British intelligence has praised Canada’s electronic spy agency for being “nimble” and more advanced in some areas than they are, notably in cybersecurity where Canada is “at the head of the pack.”
A five-year study by the British House of Commons’ Intelligence and Security committee, said Canada plays a “leading role” in cybersecurity in the Five Eyes intelligence partnership, which also includes Britain, the U.S., Australia and New Zealand.
A report by the committee on international partnerships, using testimony from spy agencies and published this month, notes that Britain has adopted a Canadian system to guard against cyberattack.
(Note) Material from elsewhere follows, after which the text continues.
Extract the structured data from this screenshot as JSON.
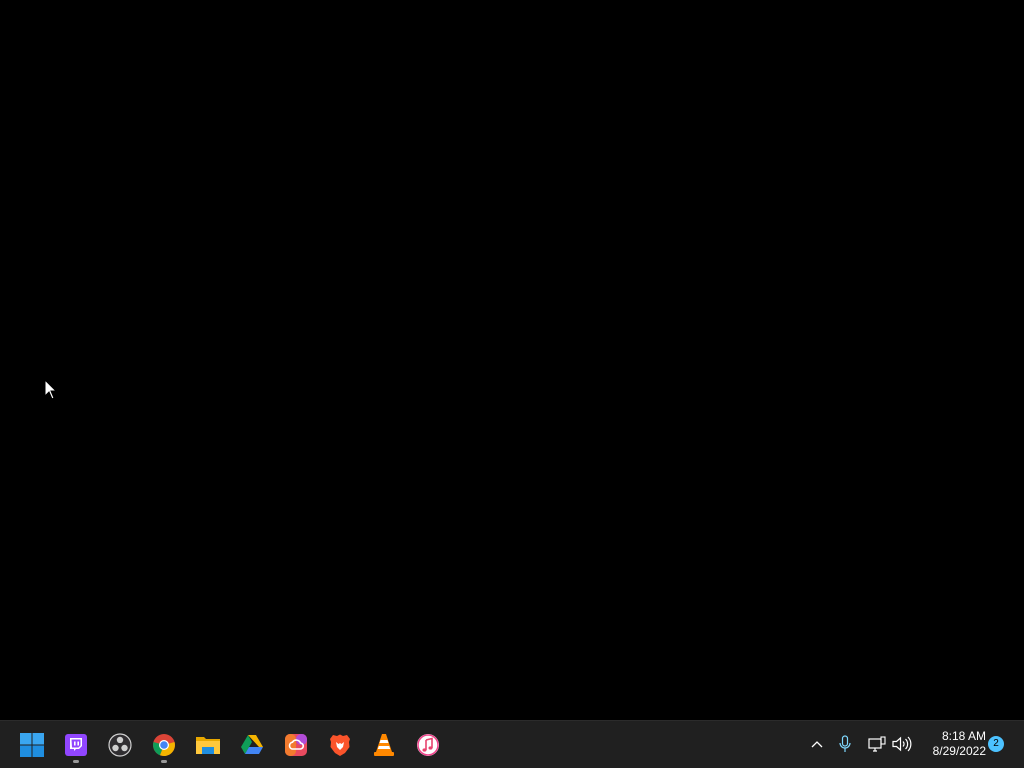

However, the findings follow a warning by The Business Council of Canada earlier this year that Canada risks being seen as a “weak link” by its allies if it does not move swiftly to mitigate economic security threats. The report, by a group representing Canada’s big employers, said there are “already troubling signs that Canada’s closest allies are taking note of our reluctance to confront growing security threats.”
The British committee, chaired by Conservative MP Sir Julian Lewis, had access to classified material and heard testimony from the heads of Britain’s intelligence agencies, including MI5, which covers domestic intelligence and national security; MI6, in charge of foreign intelligence; and Government Communications Headquarters (GCHQ), the electronic spy agency; as well as Britain’s defence intelligence arm.
The report said MI5 and MI6 “have strong working relationships with CSIS” and links between the two country’s spy agencies are “strong and trusting.”
The committee said evidence showed that the partnership between Canada’s cyberspies, the Communications Security Establishment (CSE), and GCHQ is “flourishing.”
GCHQ testified before the parliamentary committee that “Canada is really nimble, and they’re very focused on cybersecurity.”
The report said GCHQ had noted “Canada’s mature and leading role on cybersecurity within the Five Eyes.”
“Canada has been with us at the head of the pack on cybersecurity and our relationship on cybersecurity is extremely strong and deep,” GCHQ told the committee. “It’s the deepest of the Five Eyes actually and they have pioneered some things that we are using, including how you monitor for threats across government, and similarly we’ve shared capability in the other direction.”
In 2020, Britain’s National Cyber Security Centre disclosed that “our friends at the Canadian Centre for Cyber Security” had allowed it to use Canada’s Host Based Sensor technology to defend British government systems, rather than spending years developing its own.
The Canadian system places sensors on government of Canada computers that can automatically detect and stop unusual activity, including malware trying to install. It also collects data about malicious activity for analysis. The Centre for Cyber Security, part of CSE, has installed the system on more than 850,000 government of Canada devices, across 85 federal institutions.
The Five Eyes alliance, in which members agree not to spy on one another, shares intelligence and conducts joint operations, working together in some areas to develop capabilities.
Collecting and sharing “metadata,” or intercepted telecommunications trails, can expand intelligence-gathering operations.
But CSE has faced criticism from its watchdog in the past that it has unlawfully shared data with foreign allies. CSE is banned from spying on Canadians without a warrant.
The British report says in some cases, defence intelligence tasks are passed around the Five Eyes to allow 24-hour coverage, through what is known as “follow the sun working” to take advantage of different time zones, the report says.
Britain’s chief of defence intelligence gave as an example an operation where imagery analysts working at an RAF base hand the mission onto Washington, D.C., and then to Canadian partners “who will then hand on to Australian and New Zealand partners who then hand it back to us.”
The report found that Canadian Forces Intelligence Command also brings added value to the Five Eyes alliance “rather than duplicating capabilities and analyses carried out by others.”
The report said that Britain is looking at developing its space assets, enabling more satellite surveillance, allowing it to “pay more into the Five Eyes pot.”
The committee concluded that there “is little prospect” of the Five Eyes expanding its membership, for example to Japan, in the medium term, as the levels of mutual trust required by each partner “to share its most sensitive and closely guarded secrets” are such that the threshold for entry must be very high.
The report expressed concern about Britain working with countries with lower ethical standards, saying that the “U.K.–U.S. relationship was strained by U.S. actions involving cruel, inhuman and degrading treatment (CIDT), torture and rendition of terrorism suspects” in the early 2000s. The report refers to detention at Guantanamo Bay.
The committee criticized former British foreign secretary Dominic Raab, who they said misled it when he said he had never authorized action that carried a risk of torture.
The report said it later received information that “revealed that the then-foreign secretary had in fact authorized action on one occasion that carried a real risk of torture – even though assurances were sought, they did not reduce the risk down to less than a real risk of torture.”
He had also authorized action, the report said, that carried a real risk of cruel, inhuman and degrading treatment – three times in 12 months – and action that carried a risk of other unacceptable treatment, for example during arrest and detention, on 22 occasions within 12 months.